If you’ve been involved with cancer clinical trials, you may have heard the term “IRB.” IRBs might be associated with a particular institution (an Institutional Review Board assoicated with research hospital, for instance), or might be an commercial entity (Independent Review Board). IRBs might also be known as Ethics Boards or something similar. Every country has their own version of IRBs to ensure the human subjects are treated ethically and adequately protected in biomedical research studies.
IRBs are the folks that ensure people who enroll in medical research studies have adequate protections (like informed consent), and that the research studies they review comply with regulations designed to protect human research subjects. An IRB may include patients or loved ones who are familiar with clinical trials and other research studies that involve human subjects, but not many do at present.

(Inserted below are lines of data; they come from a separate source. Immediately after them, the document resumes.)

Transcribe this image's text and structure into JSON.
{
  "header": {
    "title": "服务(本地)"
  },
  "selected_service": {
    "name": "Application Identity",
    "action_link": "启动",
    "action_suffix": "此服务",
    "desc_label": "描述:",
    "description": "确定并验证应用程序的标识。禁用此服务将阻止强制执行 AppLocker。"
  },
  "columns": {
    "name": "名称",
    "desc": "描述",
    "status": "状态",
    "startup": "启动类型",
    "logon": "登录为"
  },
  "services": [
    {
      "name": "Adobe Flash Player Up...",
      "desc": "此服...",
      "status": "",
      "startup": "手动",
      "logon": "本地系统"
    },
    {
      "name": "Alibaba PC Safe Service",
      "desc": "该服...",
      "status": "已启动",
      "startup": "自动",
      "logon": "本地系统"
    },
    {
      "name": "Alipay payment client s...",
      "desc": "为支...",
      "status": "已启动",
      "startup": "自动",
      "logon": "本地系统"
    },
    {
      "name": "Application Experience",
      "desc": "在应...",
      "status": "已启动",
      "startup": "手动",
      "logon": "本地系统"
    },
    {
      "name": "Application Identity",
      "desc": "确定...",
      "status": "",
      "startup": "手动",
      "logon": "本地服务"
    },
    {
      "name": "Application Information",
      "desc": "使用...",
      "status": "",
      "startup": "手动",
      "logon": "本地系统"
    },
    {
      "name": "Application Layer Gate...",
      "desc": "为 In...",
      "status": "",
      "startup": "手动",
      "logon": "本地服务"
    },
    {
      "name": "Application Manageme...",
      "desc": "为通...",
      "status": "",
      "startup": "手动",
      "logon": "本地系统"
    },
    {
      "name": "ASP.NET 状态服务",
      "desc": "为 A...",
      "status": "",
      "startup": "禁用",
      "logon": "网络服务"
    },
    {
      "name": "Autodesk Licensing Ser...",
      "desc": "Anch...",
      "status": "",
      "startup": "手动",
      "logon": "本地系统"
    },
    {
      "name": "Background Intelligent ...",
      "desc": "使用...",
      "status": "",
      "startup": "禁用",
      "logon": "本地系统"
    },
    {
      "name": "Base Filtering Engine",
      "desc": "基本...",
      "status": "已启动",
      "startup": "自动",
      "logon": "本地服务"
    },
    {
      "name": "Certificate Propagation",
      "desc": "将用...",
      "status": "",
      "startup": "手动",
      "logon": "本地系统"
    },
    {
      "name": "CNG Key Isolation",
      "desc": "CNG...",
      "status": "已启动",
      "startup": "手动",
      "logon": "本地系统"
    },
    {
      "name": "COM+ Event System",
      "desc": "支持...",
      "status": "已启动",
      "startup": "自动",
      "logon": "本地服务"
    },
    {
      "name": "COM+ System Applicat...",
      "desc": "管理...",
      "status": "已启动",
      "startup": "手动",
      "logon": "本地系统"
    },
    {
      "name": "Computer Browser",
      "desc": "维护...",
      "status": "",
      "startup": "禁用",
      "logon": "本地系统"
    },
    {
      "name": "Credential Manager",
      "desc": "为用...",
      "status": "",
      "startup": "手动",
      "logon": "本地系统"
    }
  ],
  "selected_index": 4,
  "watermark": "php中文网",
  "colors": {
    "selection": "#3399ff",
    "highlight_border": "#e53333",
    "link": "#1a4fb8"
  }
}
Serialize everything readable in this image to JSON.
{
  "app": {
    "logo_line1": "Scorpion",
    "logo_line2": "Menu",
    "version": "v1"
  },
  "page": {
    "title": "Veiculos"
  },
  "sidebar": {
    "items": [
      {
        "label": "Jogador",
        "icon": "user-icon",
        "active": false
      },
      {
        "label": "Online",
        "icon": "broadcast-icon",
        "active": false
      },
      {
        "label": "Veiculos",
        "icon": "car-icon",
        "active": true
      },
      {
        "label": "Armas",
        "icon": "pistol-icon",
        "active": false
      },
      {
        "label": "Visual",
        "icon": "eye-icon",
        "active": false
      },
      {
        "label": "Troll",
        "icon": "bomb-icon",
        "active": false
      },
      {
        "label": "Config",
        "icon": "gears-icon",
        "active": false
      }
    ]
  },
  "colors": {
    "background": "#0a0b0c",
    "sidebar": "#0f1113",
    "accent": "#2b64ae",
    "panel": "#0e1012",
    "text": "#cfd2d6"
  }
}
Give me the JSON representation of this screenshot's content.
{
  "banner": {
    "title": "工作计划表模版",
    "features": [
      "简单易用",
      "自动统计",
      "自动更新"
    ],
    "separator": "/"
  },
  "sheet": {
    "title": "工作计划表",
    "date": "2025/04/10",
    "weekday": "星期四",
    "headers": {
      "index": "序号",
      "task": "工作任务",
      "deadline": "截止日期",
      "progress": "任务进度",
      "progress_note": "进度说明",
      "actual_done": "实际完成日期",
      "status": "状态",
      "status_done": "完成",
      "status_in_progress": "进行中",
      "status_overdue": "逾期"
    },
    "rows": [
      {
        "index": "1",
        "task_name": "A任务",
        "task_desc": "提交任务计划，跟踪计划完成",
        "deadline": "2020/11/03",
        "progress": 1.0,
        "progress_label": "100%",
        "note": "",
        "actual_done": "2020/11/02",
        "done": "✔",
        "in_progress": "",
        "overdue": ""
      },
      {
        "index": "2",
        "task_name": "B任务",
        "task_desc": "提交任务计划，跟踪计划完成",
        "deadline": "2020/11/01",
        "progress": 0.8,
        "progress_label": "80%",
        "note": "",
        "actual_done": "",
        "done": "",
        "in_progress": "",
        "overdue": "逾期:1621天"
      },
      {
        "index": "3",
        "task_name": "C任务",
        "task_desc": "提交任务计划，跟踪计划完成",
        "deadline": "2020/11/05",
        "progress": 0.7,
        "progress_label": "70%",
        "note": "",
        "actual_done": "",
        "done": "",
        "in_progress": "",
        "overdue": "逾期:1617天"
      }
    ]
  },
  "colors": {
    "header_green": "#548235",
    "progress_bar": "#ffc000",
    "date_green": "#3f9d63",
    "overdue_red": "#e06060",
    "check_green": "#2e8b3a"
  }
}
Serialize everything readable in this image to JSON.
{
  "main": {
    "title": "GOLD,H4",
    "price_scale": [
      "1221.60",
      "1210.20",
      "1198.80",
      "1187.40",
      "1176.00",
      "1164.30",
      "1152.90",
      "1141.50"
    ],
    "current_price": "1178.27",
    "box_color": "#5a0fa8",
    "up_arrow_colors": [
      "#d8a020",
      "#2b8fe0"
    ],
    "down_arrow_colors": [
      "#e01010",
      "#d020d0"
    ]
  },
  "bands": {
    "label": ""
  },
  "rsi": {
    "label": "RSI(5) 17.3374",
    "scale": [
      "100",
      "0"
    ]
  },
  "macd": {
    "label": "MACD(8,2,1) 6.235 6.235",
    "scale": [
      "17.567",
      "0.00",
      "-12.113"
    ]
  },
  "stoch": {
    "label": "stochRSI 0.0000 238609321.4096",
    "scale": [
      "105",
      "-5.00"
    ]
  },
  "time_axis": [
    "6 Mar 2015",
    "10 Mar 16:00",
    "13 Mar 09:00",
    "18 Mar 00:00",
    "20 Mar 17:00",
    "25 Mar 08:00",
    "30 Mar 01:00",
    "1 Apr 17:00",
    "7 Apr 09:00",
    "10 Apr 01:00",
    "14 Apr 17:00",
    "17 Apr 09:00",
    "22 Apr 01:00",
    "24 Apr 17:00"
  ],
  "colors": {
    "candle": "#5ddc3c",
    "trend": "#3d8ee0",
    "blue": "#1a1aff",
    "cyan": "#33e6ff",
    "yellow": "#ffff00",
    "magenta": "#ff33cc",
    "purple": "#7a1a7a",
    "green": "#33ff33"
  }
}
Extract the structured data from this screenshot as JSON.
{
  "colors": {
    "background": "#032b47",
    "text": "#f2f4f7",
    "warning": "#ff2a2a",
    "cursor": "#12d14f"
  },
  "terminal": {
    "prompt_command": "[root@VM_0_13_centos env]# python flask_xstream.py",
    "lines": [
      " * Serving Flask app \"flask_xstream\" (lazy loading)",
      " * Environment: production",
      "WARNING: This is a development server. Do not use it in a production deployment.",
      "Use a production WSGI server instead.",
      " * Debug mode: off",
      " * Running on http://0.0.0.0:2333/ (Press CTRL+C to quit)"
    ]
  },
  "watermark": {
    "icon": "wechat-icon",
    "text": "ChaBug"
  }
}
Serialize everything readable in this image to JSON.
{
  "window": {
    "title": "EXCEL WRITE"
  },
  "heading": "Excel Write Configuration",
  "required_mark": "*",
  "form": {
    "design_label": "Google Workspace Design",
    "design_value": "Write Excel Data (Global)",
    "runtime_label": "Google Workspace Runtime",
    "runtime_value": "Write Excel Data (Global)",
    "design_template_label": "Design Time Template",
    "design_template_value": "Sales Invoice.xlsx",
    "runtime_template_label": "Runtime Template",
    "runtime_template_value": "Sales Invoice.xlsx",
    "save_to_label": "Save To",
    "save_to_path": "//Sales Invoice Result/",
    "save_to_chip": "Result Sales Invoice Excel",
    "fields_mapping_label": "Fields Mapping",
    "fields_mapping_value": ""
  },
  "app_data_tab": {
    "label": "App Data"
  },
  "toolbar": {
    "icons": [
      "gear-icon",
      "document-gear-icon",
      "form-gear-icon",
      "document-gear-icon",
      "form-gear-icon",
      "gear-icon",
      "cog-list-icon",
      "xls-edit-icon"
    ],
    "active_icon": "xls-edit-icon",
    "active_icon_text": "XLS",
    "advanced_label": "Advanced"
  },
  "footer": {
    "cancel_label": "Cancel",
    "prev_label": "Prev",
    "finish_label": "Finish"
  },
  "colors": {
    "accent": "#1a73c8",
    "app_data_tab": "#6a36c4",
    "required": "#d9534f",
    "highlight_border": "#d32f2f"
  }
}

Here’s a nice overview about IRBs from the US Food and Drug Administration (FDA), one of the federal agencies that regulates IRBs in the USA.